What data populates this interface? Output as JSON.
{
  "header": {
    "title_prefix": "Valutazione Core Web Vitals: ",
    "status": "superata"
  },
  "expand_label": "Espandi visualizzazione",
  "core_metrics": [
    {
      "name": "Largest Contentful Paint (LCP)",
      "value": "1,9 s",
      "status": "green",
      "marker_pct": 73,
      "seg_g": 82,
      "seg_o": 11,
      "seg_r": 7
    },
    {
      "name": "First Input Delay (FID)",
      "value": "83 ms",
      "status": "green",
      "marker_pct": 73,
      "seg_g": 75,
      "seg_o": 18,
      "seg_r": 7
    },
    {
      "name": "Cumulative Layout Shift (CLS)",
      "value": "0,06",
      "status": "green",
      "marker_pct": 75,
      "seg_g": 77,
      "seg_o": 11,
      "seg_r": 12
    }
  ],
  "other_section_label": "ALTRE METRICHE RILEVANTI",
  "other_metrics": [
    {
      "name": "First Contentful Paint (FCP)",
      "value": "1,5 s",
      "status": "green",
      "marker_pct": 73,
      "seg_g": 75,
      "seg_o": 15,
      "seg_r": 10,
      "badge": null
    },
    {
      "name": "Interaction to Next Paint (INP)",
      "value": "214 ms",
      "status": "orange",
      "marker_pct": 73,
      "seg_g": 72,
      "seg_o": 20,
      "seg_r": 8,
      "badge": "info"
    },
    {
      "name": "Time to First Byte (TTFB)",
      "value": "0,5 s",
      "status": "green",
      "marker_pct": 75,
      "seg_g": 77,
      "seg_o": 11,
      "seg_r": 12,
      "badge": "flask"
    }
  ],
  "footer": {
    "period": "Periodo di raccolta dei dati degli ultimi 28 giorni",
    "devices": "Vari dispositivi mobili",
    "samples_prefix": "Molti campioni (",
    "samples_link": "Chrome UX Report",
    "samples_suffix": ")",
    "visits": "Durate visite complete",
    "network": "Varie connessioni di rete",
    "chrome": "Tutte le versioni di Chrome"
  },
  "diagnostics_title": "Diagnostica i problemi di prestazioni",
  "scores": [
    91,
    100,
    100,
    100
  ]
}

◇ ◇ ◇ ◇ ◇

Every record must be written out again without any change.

→ **EXERCISE ANSWER**
What data populates this interface? Output as JSON.
{
  "header": {
    "title_prefix": "Valutazione Core Web Vitals: ",
    "status": "superata"
  },
  "expand_label": "Espandi visualizzazione",
  "core_metrics": [
    {
      "name": "Largest Contentful Paint (LCP)",
      "value": "1,9 s",
      "status": "green",
      "marker_pct": 73,
      "seg_g": 82,
      "seg_o": 11,
      "seg_r": 7
    },
    {
      "name": "First Input Delay (FID)",
      "value": "83 ms",
      "status": "green",
      "marker_pct": 73,
      "seg_g": 75,
      "seg_o": 18,
      "seg_r": 7
    },
    {
      "name": "Cumulative Layout Shift (CLS)",
      "value": "0,06",
      "status": "green",
      "marker_pct": 75,
      "seg_g": 77,
      "seg_o": 11,
      "seg_r": 12
    }
  ],
  "other_section_label": "ALTRE METRICHE RILEVANTI",
  "other_metrics": [
    {
      "name": "First Contentful Paint (FCP)",
      "value": "1,5 s",
      "status": "green",
      "marker_pct": 73,
      "seg_g": 75,
      "seg_o": 15,
      "seg_r": 10,
      "badge": null
    },
    {
      "name": "Interaction to Next Paint (INP)",
      "value": "214 ms",
      "status": "orange",
      "marker_pct": 73,
      "seg_g": 72,
      "seg_o": 20,
      "seg_r": 8,
      "badge": "info"
    },
    {
      "name": "Time to First Byte (TTFB)",
      "value": "0,5 s",
      "status": "green",
      "marker_pct": 75,
      "seg_g": 77,
      "seg_o": 11,
      "seg_r": 12,
      "badge": "flask"
    }
  ],
  "footer": {
    "period": "Periodo di raccolta dei dati degli ultimi 28 giorni",
    "devices": "Vari dispositivi mobili",
    "samples_prefix": "Molti campioni (",
    "samples_link": "Chrome UX Report",
    "samples_suffix": ")",
    "visits": "Durate visite complete",
    "network": "Varie connessioni di rete",
    "chrome": "Tutte le versioni di Chrome"
  },
  "diagnostics_title": "Diagnostica i problemi di prestazioni",
  "scores": [
    91,
    100,
    100,
    100
  ]
}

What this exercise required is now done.